University of Wisconsin–Madison



#1 Tracking change over timedue September 13: [Use the “Minor Assignment #1 Materials” on the class website.] Compare the plat map (1834) of the township around “Fourth Lake” with an economic inventory map of the same area drafted a century later (1939), and, in one sentence NOT EXCEEDING 50 words (the 51st word and its successors face a terrible fate), explain to what extent (if any) the land use mapped in 1939 reflects the pattern of parcels laid out in 1834.

#2 Comparing Different Sourcesdue September 20: Compare Theodore De Bry’s plate XVIII (“Their danses which they use …”) with John White’s painting of the same scene (“Indians Dancing,” Lecture 5, slide 4, course website) and, in one sentence NOT EXCEEDING 50 words (or else…), both point out at least one significant way in which De Bry’s rendering changes White’s original and suggest a possible reason for the difference.

#3 Constructing a Literary Analysisdue September 27: In one sentence NOT EXCEEDING 50 words (see above for implied but real threat), determine whether Mary Rowlandson referred to the Old or New Testament more frequently and suggest the possible significance of this pattern.
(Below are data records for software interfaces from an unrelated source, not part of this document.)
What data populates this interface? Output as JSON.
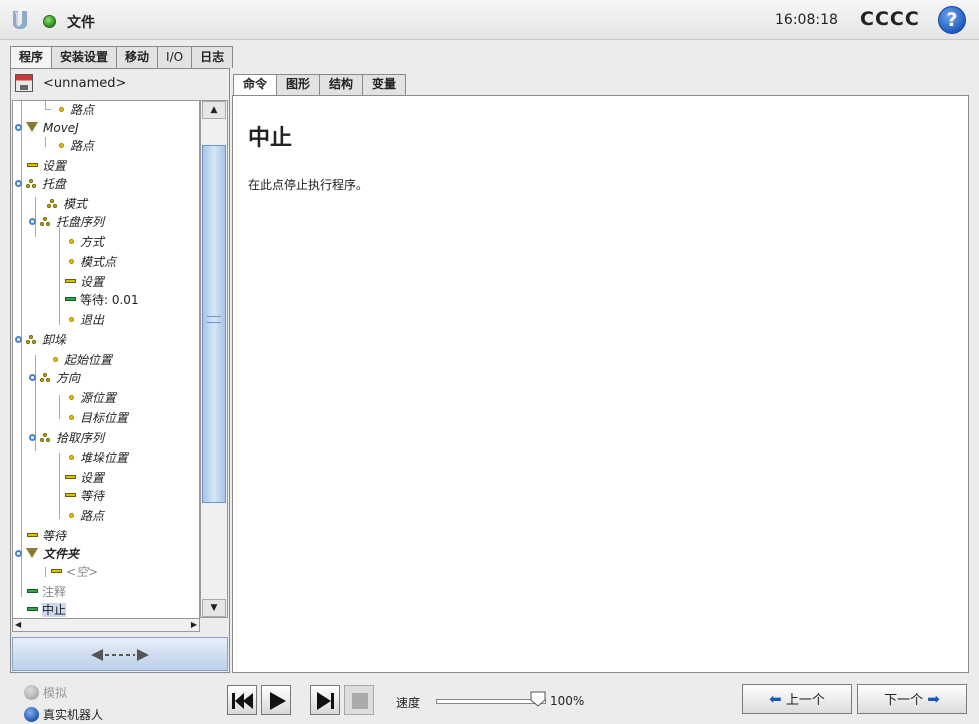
{
  "titlebar": {
    "file_menu": "文件",
    "time": "16:08:18",
    "robot_name": "CCCC",
    "help": "?"
  },
  "main_tabs": [
    "程序",
    "安装设置",
    "移动",
    "I/O",
    "日志"
  ],
  "program": {
    "file_name": "<unnamed>"
  },
  "tree": [
    {
      "label": "路点",
      "icon": "waypoint-icon"
    },
    {
      "label": "MoveJ",
      "icon": "move-icon"
    },
    {
      "label": "路点",
      "icon": "waypoint-icon"
    },
    {
      "label": "设置",
      "icon": "set-icon"
    },
    {
      "label": "托盘",
      "icon": "pallet-icon"
    },
    {
      "label": "模式",
      "icon": "pallet-icon"
    },
    {
      "label": "托盘序列",
      "icon": "pallet-icon"
    },
    {
      "label": "方式",
      "icon": "waypoint-icon"
    },
    {
      "label": "模式点",
      "icon": "waypoint-icon"
    },
    {
      "label": "设置",
      "icon": "set-icon"
    },
    {
      "label": "等待: 0.01",
      "icon": "wait-icon"
    },
    {
      "label": "退出",
      "icon": "waypoint-icon"
    },
    {
      "label": "卸垛",
      "icon": "pallet-icon"
    },
    {
      "label": "起始位置",
      "icon": "waypoint-icon"
    },
    {
      "label": "方向",
      "icon": "pallet-icon"
    },
    {
      "label": "源位置",
      "icon": "waypoint-icon"
    },
    {
      "label": "目标位置",
      "icon": "waypoint-icon"
    },
    {
      "label": "拾取序列",
      "icon": "pallet-icon"
    },
    {
      "label": "堆垛位置",
      "icon": "waypoint-icon"
    },
    {
      "label": "设置",
      "icon": "set-icon"
    },
    {
      "label": "等待",
      "icon": "set-icon"
    },
    {
      "label": "路点",
      "icon": "waypoint-icon"
    },
    {
      "label": "等待",
      "icon": "set-icon"
    },
    {
      "label": "文件夹",
      "icon": "folder-icon"
    },
    {
      "label": "<空>",
      "icon": "set-icon"
    },
    {
      "label": "注释",
      "icon": "comment-icon"
    },
    {
      "label": "中止",
      "icon": "halt-icon"
    }
  ],
  "sub_tabs": [
    "命令",
    "图形",
    "结构",
    "变量"
  ],
  "command": {
    "title": "中止",
    "description": "在此点停止执行程序。"
  },
  "bottom": {
    "sim_label": "模拟",
    "real_label": "真实机器人",
    "speed_label": "速度",
    "speed_value": "100%",
    "speed_fraction": 1.0,
    "prev_label": "上一个",
    "next_label": "下一个"
  }
}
#4 Synthesizing sourcesdue October 18: Evaluating the evidence presented particularly by the primary sources, explain in one sentence NOT EXCEEDING 50 words (surely you understand the drill by now) to what extent (if any) the War for American Independence was also a civil war among Americans.
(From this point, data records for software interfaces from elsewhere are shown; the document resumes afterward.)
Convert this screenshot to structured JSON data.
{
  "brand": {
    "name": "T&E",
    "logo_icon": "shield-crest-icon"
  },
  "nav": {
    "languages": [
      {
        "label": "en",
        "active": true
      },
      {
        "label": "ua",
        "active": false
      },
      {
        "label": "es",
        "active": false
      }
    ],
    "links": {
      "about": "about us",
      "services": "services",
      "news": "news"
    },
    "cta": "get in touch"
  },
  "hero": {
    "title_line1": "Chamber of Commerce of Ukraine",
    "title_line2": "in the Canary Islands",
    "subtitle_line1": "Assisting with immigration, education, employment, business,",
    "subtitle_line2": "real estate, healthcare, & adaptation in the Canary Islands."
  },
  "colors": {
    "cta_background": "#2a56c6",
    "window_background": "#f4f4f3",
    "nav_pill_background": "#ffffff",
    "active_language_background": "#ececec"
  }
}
#5 Summarizing and critiquing an argumentdue October 25: In two sentences NOT EXCEEDING 75 words (but do not let the liberalized word and sentence limits lure you into verbosity), summarize Lepore’s argument about the Constitution and then critique it.

#6 Analyzing rhetoricdue November 22: Probe Philip Hone’s attitude towards Andrew Jackson and, in one sentence NOT EXCEEDING 50 words (yadda, yadda, yadda), determine the reason(s) for it.